Philip Hammond missed the chance to change course with his post-Brexit budget, argues Seema Malhotra MP
It is fair to say the budget headlines did not go as Philip Hammond planned: ‘Spite van man’, ‘Tories break tax vow’, ‘Phil picks a pocket or two’, ‘Rob the builder – white van man gets battered by budget’. It is a good example of how when you do things in a hurry, you get things wrong.
The chancellor got it wrong in March. And if he takes anything away from this it should be that he made the wrong choices, at the wrong time, and in the wrong way.
That is why Labour, along with many of the Tories who lined up to help force the U-turn, were right to oppose the increase in national insurance for the self-employed particularly when delivered in this way.
If the government is serious about equalising tax treatment it should also be focused on how it works in partnership with the self-employed to balance and share risk with those who are working hard to grow our economy.
The budget did not give much good news either on reversing the trend on productivity. Productivity growth has been revised down yet again. After seven years of Tory government we still lag over 30 per cent behind Germany and the United States.
Productivity growth being revised down is not just about the uncertainty of Brexit. It is a reflection of the government’s lack of coherent strategy and investment, and its recycled infrastructure plans. After seven years, the government needs to take responsibility for its poor record – there is no one else to blame.
A challenge Labour must grasp in winning the argument on the economy is showing the impact of the government’s past decisions on where we are today. It is a way to explain that what is happening now is not by accident but a consequence of the decisions the Tories have made earlier in their years of power. Take schools: the Tories stopped the Building Schools for the Future programme after 2010. Two schools in my constituency had funding pulled. One school in another constituency I visited recently told me they have received some funding for improvements planned under BSF in 2010. The problem is that they have received less, been able to build less, and the classroom facilities they can afford to purchase are fewer. That is the real difference between a Tory and Labour government.
Recent reports by the National Audit Office show that £6.7bn is needed to bring existing school buildings in England and Wales to a satisfactory standard.
Ministers are choosing to give billions of pounds to build new free schools while existing schools are crumbling into disrepair – not just my view but the conclusion of Whitehall’s spending watchdog. Auditors have concluded that the department for education is facing a £2.5bn bill to purchase land for free schools and question whether the plans for so many new free schools will be value for money.
Take a second productivity challenge.
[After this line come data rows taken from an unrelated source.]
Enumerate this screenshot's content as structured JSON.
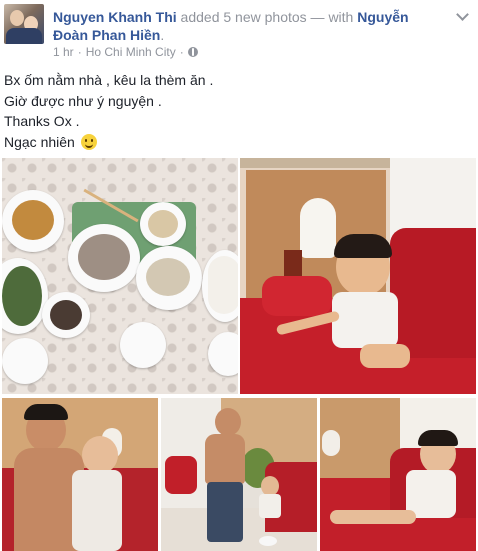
{
  "post": {
    "author": "Nguyen Khanh Thi",
    "action": " added 5 new photos — with ",
    "tagged": "Nguyễn Đoàn Phan Hiền",
    "tagged_end": ".",
    "time": "1 hr",
    "separator1": " · ",
    "location": "Ho Chi Minh City",
    "separator2": " · ",
    "privacy_icon": "globe-icon",
    "menu_icon": "chevron-down-icon"
  },
  "text": {
    "line1": "Bx ốm nằm nhà , kêu la thèm ăn .",
    "line2": "Giờ được như ý nguyện .",
    "line3": "Thanks Ox .",
    "line4": "Ngạc nhiên",
    "emoji": "smile-emoji-icon"
  },
  "colors": {
    "link": "#365899",
    "meta": "#90949c",
    "text": "#1d2129"
  },
  "photos_count": 5
}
The United Kingdom is 54th out of 80 countries surveyed for 4G coverage, with levels lower than Bulgaria, Albania and Romania. This is the fifth time the government have announced its highly limited roll-out of fibre broadband. Once the roll-out is complete only seven per cent of homes and businesses will have benefitted.
Corporation tax cuts brought in by this budget and previous budgets which are reducing the corporation tax rate to 19 per cent this year, 18 per cent next year and 17 per cent the year after are set to take over £15bn out of public finances in this parliament. That is a direct cost to the taxpayer.
There is not a single large or small business that I have talked to who has put corporation tax levels at the top of their list of issues. They have raised with me infrastructure, affordable housing for employees to be able to live nearby their work so as to help achieve a more stable workforce. They have raised education, skills and public transport. The government is pushing this agenda – much of the direction planned pre-Brexit – while at the same time presiding over education cuts which the Institute of Fiscal Studies estimates to be eight per cent per pupil spending by 2020.
In recent months teachers have told me about growing parent poverty, about kids coming to school hungry or without clean school uniform. Schools having to cut teaching posts and non-teaching welfare and support staff. Curriculum teaching time is being reduced, the school day being slightly shortened. Combine that with the pressures teachers remaining face as school pupil numbers increase and they are faced with increasing class sizes, and with increasing numbers of children facing mental health conditions and unable to get the support they need.
How can the government be proud of this record? This is the reality of what our schools are facing and it is the worst they have known in a generation. Keeping the pressure on is key if we are to see any chance of an education cuts U-turn in the autumn budget. The government should delay or reverse their corporation tax cuts and instead prioritise the needs of our schools.
This budget was a missed opportunity. We needed a plan to address the real challenges that businesses and families are facing, a proper plan for funding our public services, an economic plan that gives an honest assessment of the risks of Brexit and a sensible response to those risks.
We should have had a proper vision of the future and a pathway to how we genuinely get there – even more important now with the political upheaval ahead. This budget is unfair, it makes the wrong choices, and it is set to leave us a poorer, less equal and less prosperous nation.
Seema Malhotra is member of parliament for Feltham and Heston. She tweets at @SeemaMalhotra1